Mr. Caleb Martin
Imagine moving to a foreign country all alone for nine months and not being able to speak in your first language. Why did over one million students in the US decide to take this risk, and what are the potential benefits? Frans Lindberg, an exchange student at CVU, explained his reason for why he made the decision to come to the US. “It is a family tradition, both my older brother and sister went abroad for a year.” He said that playing for the soccer team in particular was a great experience that made his year.
Jan Bedard, the Regional Coordinator for Education First (EF) exchange student agency, explained how the process begins. “It all starts with having a potential American family express interest in hosting, which is pretty rare. Once I have determined that they are likely a suitable family and genuinely interested, I make contact with the school to be sure that they have a space for the student and are willing to work with me and my organization. All four of my kids graduated from CVU and I have been supervising EF students at CVU since 1993. We hosted before that, so CVU is pretty easy. Other schools may not have any spaces left or not want exchange students.”

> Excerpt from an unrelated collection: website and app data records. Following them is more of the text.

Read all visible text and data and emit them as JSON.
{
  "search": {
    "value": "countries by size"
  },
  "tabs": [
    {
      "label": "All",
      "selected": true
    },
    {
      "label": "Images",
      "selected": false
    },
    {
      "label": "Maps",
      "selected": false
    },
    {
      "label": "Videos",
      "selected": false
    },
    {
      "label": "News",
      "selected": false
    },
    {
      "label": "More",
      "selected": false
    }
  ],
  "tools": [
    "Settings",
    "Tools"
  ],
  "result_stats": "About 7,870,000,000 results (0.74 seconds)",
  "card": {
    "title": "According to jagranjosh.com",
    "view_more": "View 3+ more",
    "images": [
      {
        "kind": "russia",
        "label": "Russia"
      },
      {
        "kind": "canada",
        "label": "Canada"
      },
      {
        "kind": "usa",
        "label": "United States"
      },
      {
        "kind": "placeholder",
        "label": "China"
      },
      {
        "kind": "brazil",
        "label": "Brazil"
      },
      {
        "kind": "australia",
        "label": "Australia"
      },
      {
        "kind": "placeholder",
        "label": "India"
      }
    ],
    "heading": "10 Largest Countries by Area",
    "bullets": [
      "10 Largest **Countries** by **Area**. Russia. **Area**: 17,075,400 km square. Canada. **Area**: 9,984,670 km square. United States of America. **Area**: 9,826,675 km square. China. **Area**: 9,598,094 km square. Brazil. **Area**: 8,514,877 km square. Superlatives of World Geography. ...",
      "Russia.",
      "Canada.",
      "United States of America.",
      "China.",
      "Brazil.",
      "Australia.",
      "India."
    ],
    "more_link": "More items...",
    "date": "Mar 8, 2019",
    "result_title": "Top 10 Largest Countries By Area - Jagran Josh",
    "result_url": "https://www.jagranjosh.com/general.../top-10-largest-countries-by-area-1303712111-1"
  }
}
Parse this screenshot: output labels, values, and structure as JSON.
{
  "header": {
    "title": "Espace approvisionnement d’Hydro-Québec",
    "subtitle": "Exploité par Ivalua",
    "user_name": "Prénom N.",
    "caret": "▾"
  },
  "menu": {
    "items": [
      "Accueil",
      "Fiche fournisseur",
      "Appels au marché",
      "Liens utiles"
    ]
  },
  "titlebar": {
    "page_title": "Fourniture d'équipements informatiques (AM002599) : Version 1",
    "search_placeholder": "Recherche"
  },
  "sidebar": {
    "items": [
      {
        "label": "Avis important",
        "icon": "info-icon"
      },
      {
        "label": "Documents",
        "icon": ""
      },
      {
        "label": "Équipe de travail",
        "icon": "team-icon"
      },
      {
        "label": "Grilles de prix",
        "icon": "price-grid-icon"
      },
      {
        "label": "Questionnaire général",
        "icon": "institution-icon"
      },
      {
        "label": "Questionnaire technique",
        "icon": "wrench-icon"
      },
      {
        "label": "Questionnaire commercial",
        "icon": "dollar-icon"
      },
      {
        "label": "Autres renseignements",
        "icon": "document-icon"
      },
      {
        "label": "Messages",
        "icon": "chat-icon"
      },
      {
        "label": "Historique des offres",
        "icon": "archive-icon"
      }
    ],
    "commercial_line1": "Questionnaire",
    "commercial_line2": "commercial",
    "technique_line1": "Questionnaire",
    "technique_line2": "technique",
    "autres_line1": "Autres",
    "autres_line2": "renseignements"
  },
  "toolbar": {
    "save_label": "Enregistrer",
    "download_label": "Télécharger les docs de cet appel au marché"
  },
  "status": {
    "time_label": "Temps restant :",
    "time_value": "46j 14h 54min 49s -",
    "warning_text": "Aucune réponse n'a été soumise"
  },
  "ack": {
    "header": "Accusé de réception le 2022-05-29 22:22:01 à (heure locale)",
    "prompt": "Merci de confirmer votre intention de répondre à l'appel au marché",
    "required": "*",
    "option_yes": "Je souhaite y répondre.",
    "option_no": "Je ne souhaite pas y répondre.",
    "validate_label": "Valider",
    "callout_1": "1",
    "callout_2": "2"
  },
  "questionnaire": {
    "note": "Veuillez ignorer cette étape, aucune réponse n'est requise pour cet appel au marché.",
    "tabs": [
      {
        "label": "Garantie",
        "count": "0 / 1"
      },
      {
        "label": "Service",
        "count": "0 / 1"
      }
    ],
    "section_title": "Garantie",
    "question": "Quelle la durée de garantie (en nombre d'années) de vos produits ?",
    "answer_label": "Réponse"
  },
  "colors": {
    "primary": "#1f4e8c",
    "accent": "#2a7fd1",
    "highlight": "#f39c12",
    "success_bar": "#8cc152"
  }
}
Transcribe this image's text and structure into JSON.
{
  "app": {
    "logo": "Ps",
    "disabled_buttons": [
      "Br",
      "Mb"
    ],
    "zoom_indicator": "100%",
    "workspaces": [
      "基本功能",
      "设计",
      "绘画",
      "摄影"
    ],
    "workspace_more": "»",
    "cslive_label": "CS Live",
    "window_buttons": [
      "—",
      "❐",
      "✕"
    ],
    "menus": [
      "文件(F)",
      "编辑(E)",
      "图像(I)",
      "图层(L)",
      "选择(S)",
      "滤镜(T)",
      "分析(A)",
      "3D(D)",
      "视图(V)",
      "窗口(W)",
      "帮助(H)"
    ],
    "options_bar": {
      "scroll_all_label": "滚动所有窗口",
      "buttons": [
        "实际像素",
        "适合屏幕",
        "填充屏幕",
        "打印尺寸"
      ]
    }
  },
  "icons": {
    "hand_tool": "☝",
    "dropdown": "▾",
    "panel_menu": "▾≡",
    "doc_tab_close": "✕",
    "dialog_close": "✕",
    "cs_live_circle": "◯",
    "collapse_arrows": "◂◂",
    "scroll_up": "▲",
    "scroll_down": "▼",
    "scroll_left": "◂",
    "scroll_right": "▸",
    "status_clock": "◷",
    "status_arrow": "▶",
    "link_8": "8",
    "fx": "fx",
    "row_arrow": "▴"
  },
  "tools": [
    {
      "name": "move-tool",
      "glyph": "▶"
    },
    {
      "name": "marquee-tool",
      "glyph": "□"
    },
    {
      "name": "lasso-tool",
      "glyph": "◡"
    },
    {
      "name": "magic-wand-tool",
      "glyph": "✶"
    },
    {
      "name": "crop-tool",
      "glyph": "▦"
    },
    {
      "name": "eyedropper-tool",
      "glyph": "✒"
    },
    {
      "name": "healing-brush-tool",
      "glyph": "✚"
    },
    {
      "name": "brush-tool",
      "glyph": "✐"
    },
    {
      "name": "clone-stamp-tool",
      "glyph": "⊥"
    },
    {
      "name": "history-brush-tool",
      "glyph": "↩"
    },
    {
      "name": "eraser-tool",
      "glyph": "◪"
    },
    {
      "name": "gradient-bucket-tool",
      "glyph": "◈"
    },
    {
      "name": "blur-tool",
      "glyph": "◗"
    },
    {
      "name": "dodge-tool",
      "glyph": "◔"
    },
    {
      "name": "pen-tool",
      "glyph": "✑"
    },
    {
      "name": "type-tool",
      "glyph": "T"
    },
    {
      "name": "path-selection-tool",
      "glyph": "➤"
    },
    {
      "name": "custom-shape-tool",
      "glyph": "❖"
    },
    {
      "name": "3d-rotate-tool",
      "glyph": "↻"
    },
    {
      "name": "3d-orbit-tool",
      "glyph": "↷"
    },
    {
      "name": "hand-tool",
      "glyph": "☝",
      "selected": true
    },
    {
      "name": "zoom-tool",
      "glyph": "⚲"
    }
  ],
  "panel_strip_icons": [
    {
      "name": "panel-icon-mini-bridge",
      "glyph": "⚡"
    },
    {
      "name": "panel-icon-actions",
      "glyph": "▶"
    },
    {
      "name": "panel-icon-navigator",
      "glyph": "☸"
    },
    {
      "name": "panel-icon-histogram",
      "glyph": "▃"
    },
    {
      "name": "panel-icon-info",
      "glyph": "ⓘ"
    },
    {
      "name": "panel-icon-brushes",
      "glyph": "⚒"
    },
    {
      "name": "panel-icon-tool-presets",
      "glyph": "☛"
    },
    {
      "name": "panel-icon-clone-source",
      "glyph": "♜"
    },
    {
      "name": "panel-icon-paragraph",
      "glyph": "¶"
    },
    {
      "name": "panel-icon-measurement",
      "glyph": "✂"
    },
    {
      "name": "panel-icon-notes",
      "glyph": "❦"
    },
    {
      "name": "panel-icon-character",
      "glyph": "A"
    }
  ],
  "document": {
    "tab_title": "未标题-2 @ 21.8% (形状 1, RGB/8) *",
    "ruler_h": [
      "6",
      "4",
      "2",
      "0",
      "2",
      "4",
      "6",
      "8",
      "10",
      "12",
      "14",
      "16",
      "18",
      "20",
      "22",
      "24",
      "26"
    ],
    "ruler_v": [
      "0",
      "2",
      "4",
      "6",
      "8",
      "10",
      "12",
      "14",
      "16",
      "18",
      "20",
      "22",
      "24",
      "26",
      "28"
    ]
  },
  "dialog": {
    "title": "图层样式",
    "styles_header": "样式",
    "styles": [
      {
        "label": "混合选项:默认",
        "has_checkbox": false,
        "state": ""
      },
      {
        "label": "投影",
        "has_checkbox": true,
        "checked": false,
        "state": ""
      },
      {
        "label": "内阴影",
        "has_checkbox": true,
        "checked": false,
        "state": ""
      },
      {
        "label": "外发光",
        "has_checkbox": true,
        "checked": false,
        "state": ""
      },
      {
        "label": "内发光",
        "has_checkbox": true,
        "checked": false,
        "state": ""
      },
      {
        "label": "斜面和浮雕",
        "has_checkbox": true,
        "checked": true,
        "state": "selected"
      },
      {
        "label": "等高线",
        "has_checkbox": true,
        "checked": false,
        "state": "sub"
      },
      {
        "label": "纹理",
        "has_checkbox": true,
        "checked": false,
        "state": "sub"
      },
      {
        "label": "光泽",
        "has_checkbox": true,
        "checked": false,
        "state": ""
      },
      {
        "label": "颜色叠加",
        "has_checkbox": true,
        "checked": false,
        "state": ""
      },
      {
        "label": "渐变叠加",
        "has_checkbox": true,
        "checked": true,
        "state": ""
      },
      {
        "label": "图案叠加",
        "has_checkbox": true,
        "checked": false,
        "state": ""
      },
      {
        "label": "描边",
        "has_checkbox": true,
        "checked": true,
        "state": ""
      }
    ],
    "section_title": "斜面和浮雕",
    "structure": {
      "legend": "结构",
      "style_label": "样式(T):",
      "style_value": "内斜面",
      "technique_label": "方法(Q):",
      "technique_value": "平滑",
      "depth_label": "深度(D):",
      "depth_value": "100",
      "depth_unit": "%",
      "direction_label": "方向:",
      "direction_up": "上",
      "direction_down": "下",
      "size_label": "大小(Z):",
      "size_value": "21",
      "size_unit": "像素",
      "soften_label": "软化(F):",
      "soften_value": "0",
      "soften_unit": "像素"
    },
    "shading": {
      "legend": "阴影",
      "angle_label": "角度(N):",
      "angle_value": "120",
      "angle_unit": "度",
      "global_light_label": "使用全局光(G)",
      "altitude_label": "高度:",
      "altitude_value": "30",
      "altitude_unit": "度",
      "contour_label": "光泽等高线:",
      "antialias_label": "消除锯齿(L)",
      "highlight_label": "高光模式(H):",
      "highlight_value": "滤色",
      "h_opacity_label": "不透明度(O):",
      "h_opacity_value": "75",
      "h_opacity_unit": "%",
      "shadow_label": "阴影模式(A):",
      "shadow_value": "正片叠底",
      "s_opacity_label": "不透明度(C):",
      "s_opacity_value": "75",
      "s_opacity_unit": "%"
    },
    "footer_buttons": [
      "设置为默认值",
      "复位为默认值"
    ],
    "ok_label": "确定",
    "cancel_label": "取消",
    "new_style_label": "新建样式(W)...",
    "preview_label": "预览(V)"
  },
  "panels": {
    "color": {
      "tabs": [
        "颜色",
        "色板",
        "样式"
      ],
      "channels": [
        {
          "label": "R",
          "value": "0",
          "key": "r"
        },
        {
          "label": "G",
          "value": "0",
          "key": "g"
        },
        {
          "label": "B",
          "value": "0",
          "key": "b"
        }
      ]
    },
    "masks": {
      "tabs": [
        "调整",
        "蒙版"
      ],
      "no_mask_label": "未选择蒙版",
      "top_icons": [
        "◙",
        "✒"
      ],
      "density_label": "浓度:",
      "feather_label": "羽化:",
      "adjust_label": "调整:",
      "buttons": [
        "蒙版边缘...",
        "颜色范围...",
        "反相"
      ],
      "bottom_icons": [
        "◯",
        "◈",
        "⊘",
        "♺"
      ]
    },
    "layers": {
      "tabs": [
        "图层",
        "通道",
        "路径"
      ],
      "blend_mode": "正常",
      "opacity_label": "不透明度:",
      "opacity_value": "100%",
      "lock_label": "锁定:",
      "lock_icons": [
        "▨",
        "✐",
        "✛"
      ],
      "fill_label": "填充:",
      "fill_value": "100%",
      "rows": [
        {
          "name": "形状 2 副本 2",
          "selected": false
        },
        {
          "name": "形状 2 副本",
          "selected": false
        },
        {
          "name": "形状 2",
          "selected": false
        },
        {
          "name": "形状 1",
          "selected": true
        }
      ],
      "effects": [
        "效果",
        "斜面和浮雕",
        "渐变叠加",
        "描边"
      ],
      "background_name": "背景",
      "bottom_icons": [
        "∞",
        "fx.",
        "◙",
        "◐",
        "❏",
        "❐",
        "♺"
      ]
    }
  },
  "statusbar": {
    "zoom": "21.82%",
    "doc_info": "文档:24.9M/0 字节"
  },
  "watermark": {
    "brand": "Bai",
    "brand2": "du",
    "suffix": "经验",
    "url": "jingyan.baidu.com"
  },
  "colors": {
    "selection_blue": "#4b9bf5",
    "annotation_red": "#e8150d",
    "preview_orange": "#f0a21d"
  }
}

Not only is CVU an easy school for the agency to work with, but the students find it to be a great place to live and learn as well. Lindberg said, “The teachers are great and if I have a question in class I do not hesitate to ask. The language barrier was small at the beginning of the year and has got increasingly smaller as my time at CVU goes by.” CVU is great for exchange students, and exchange students are great for CVU. They provide a different perspective on the world and help other students at CVU see themselves from a global point of view.